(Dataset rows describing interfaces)

※ ※ ※

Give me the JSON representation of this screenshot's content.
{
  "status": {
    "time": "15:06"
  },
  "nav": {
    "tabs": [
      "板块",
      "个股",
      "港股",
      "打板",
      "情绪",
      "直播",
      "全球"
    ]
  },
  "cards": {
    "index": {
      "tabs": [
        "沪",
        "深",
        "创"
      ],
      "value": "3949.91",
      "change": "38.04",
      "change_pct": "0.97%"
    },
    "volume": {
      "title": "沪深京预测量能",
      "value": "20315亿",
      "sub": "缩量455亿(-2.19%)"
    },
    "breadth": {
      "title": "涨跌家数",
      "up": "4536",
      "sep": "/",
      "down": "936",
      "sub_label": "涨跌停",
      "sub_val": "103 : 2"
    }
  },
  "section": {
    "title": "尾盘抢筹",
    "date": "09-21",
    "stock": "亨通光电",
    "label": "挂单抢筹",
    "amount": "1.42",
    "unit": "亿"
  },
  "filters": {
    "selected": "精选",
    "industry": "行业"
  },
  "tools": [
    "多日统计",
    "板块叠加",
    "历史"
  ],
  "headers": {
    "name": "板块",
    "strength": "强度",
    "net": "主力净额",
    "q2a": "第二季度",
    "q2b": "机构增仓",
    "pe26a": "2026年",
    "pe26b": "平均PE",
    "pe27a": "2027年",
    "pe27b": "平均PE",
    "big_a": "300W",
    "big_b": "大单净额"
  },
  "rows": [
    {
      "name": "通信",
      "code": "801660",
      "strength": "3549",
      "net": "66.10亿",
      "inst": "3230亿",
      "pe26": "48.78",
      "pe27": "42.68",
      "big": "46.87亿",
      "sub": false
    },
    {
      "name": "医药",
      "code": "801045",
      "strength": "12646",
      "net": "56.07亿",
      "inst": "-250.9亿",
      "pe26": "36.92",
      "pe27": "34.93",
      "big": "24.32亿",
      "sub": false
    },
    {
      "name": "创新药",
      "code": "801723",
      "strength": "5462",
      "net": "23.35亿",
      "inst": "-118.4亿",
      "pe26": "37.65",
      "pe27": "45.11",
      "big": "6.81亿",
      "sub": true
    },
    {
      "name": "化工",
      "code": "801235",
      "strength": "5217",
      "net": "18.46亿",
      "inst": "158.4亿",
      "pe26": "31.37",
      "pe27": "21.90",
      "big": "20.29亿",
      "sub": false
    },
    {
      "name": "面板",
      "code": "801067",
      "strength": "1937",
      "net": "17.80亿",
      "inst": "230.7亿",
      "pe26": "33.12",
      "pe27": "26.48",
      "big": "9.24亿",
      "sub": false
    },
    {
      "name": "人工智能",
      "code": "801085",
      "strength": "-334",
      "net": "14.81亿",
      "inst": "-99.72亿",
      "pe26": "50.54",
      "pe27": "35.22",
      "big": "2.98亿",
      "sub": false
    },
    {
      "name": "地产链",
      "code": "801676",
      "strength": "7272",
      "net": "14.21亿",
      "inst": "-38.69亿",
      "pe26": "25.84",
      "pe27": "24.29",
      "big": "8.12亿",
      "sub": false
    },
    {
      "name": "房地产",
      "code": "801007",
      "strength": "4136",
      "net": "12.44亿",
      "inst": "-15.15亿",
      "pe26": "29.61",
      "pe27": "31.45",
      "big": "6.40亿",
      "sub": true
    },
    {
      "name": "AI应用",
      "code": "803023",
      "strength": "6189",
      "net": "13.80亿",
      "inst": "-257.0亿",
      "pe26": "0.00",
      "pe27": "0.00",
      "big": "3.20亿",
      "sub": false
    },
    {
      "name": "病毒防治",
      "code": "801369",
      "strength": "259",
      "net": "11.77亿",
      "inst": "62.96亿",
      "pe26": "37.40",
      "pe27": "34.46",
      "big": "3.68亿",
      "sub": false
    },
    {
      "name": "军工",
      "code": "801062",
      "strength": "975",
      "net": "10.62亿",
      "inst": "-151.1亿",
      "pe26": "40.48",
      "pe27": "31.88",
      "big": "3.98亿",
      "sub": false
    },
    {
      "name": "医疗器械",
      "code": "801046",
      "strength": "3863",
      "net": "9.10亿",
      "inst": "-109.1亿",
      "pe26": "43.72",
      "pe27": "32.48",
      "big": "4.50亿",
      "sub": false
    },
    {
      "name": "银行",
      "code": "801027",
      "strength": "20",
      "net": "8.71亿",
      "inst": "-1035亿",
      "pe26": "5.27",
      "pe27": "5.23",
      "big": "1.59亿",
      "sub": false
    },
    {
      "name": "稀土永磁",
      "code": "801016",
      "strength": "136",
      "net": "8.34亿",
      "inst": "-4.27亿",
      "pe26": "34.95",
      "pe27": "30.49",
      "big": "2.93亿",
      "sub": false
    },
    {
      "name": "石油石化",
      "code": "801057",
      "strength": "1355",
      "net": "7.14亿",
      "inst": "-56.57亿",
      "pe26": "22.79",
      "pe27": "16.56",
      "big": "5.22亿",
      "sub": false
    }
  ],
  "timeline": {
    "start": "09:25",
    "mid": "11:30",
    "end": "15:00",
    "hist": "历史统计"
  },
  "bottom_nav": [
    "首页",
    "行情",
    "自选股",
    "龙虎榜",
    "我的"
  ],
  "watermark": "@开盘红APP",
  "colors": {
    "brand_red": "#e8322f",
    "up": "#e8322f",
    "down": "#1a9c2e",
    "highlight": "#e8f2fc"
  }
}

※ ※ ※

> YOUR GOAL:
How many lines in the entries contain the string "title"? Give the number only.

> SOLUTION:
3